Data for the task:
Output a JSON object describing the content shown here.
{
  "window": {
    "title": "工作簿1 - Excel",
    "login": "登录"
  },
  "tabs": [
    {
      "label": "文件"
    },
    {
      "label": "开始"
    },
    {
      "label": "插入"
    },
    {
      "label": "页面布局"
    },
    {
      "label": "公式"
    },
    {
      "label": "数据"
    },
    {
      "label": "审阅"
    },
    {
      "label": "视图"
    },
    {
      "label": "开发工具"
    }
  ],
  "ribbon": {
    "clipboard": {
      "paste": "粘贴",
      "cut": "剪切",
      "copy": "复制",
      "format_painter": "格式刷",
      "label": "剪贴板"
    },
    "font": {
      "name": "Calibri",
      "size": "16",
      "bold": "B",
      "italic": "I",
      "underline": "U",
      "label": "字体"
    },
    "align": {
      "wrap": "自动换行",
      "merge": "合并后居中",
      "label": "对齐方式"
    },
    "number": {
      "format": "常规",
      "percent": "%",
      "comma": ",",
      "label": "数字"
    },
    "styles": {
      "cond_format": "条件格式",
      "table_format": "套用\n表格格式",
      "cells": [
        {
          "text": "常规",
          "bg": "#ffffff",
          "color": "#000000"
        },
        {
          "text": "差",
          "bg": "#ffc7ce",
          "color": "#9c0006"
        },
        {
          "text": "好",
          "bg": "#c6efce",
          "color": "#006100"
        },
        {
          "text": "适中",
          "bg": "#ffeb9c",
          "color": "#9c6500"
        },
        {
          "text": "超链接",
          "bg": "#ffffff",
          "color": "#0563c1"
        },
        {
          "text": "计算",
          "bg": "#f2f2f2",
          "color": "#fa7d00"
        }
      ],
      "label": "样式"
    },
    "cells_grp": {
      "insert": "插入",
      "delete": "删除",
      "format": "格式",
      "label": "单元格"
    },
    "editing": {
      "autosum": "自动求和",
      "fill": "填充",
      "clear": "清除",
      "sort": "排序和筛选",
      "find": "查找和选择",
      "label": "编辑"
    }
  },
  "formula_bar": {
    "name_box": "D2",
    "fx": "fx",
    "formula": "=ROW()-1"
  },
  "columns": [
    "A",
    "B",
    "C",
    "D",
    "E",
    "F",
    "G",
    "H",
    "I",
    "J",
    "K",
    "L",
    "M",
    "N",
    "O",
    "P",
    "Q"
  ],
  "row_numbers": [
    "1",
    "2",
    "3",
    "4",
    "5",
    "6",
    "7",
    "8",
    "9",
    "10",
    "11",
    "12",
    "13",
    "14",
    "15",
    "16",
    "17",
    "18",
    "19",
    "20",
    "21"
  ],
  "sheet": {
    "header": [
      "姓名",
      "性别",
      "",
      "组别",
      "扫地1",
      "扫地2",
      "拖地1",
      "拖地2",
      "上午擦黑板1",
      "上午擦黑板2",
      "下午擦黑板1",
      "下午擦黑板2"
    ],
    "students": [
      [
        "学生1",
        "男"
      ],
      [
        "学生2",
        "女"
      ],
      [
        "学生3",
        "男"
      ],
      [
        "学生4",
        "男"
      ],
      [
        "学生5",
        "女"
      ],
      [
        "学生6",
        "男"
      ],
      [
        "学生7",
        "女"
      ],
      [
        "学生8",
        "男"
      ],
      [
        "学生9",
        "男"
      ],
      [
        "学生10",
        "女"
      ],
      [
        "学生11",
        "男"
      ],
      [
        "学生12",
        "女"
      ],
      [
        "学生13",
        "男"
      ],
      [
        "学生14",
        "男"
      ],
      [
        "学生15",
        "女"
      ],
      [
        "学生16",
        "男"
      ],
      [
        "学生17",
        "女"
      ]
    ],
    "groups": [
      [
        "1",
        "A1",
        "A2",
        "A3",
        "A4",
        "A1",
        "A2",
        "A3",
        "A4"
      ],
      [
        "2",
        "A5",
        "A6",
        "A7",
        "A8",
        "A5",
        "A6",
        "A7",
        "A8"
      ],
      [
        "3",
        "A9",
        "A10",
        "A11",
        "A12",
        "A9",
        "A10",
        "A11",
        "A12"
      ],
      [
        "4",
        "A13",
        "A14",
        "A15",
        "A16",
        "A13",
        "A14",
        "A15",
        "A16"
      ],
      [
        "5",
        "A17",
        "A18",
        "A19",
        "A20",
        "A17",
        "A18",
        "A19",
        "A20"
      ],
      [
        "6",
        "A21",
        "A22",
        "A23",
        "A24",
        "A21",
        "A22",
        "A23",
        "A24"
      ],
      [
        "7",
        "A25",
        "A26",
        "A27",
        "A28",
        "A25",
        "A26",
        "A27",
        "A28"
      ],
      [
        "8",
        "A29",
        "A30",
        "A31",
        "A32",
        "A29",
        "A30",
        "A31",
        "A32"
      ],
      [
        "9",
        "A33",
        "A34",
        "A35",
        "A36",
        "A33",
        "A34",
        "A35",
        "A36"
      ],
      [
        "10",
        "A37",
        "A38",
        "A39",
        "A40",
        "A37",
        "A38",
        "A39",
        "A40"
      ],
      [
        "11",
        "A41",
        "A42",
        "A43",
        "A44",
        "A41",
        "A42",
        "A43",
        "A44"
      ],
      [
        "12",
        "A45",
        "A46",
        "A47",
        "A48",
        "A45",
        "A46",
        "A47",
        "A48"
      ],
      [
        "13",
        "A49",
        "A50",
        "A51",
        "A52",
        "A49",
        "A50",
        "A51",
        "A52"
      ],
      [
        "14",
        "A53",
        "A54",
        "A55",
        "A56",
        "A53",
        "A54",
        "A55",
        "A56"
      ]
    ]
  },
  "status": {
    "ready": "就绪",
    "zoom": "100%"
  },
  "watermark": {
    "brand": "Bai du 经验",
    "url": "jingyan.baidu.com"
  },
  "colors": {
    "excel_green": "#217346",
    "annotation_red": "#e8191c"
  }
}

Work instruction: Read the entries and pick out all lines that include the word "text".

Task response:
          "text": "常规",
          "text": "差",
          "text": "好",
          "text": "适中",
          "text": "超链接",
          "text": "计算",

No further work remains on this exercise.